(EXERCISE PROMPT): Each record is to be printed exactly as given, down to the last mark.

[Stored records]
════════════════════
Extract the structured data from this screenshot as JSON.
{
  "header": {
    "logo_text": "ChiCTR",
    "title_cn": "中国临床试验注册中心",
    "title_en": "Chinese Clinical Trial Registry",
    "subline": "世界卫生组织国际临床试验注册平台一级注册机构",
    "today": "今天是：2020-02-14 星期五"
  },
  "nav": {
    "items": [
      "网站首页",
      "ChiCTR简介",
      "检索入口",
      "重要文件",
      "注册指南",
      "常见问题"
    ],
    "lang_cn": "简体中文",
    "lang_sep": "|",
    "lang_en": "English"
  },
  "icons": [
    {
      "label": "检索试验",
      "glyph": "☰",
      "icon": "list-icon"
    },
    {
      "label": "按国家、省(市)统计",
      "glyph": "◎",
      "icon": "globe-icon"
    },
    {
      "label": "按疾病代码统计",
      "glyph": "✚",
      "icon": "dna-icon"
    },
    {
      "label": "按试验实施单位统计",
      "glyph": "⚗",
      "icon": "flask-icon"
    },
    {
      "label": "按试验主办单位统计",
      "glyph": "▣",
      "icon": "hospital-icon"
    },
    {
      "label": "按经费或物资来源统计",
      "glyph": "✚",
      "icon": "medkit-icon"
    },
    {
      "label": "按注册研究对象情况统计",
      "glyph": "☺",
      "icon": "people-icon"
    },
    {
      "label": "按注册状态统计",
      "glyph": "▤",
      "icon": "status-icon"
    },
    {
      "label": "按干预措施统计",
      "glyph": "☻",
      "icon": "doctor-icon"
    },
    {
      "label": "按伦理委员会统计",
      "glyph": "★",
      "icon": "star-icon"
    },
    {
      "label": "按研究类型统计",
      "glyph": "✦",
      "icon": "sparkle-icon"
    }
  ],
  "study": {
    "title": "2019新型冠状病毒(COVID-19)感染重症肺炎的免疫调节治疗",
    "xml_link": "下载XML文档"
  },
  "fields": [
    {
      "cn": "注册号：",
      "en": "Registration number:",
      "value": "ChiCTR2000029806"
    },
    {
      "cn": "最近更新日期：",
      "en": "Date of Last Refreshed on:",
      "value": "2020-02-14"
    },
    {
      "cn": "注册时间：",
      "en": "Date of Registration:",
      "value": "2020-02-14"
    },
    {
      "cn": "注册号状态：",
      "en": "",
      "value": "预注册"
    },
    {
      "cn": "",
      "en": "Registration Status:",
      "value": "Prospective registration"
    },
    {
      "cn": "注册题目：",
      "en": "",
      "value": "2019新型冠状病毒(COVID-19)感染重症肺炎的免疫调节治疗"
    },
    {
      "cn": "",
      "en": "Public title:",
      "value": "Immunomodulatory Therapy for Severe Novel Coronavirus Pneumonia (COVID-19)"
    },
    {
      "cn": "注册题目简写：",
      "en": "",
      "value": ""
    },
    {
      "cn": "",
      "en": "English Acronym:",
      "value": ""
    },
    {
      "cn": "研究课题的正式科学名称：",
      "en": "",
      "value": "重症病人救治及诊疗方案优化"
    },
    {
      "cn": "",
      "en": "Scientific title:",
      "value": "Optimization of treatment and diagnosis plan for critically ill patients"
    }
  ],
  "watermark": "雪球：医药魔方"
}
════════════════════
(EXERCISE RESULT):
Extract the structured data from this screenshot as JSON.
{
  "header": {
    "logo_text": "ChiCTR",
    "title_cn": "中国临床试验注册中心",
    "title_en": "Chinese Clinical Trial Registry",
    "subline": "世界卫生组织国际临床试验注册平台一级注册机构",
    "today": "今天是：2020-02-14 星期五"
  },
  "nav": {
    "items": [
      "网站首页",
      "ChiCTR简介",
      "检索入口",
      "重要文件",
      "注册指南",
      "常见问题"
    ],
    "lang_cn": "简体中文",
    "lang_sep": "|",
    "lang_en": "English"
  },
  "icons": [
    {
      "label": "检索试验",
      "glyph": "☰",
      "icon": "list-icon"
    },
    {
      "label": "按国家、省(市)统计",
      "glyph": "◎",
      "icon": "globe-icon"
    },
    {
      "label": "按疾病代码统计",
      "glyph": "✚",
      "icon": "dna-icon"
    },
    {
      "label": "按试验实施单位统计",
      "glyph": "⚗",
      "icon": "flask-icon"
    },
    {
      "label": "按试验主办单位统计",
      "glyph": "▣",
      "icon": "hospital-icon"
    },
    {
      "label": "按经费或物资来源统计",
      "glyph": "✚",
      "icon": "medkit-icon"
    },
    {
      "label": "按注册研究对象情况统计",
      "glyph": "☺",
      "icon": "people-icon"
    },
    {
      "label": "按注册状态统计",
      "glyph": "▤",
      "icon": "status-icon"
    },
    {
      "label": "按干预措施统计",
      "glyph": "☻",
      "icon": "doctor-icon"
    },
    {
      "label": "按伦理委员会统计",
      "glyph": "★",
      "icon": "star-icon"
    },
    {
      "label": "按研究类型统计",
      "glyph": "✦",
      "icon": "sparkle-icon"
    }
  ],
  "study": {
    "title": "2019新型冠状病毒(COVID-19)感染重症肺炎的免疫调节治疗",
    "xml_link": "下载XML文档"
  },
  "fields": [
    {
      "cn": "注册号：",
      "en": "Registration number:",
      "value": "ChiCTR2000029806"
    },
    {
      "cn": "最近更新日期：",
      "en": "Date of Last Refreshed on:",
      "value": "2020-02-14"
    },
    {
      "cn": "注册时间：",
      "en": "Date of Registration:",
      "value": "2020-02-14"
    },
    {
      "cn": "注册号状态：",
      "en": "",
      "value": "预注册"
    },
    {
      "cn": "",
      "en": "Registration Status:",
      "value": "Prospective registration"
    },
    {
      "cn": "注册题目：",
      "en": "",
      "value": "2019新型冠状病毒(COVID-19)感染重症肺炎的免疫调节治疗"
    },
    {
      "cn": "",
      "en": "Public title:",
      "value": "Immunomodulatory Therapy for Severe Novel Coronavirus Pneumonia (COVID-19)"
    },
    {
      "cn": "注册题目简写：",
      "en": "",
      "value": ""
    },
    {
      "cn": "",
      "en": "English Acronym:",
      "value": ""
    },
    {
      "cn": "研究课题的正式科学名称：",
      "en": "",
      "value": "重症病人救治及诊疗方案优化"
    },
    {
      "cn": "",
      "en": "Scientific title:",
      "value": "Optimization of treatment and diagnosis plan for critically ill patients"
    }
  ],
  "watermark": "雪球：医药魔方"
}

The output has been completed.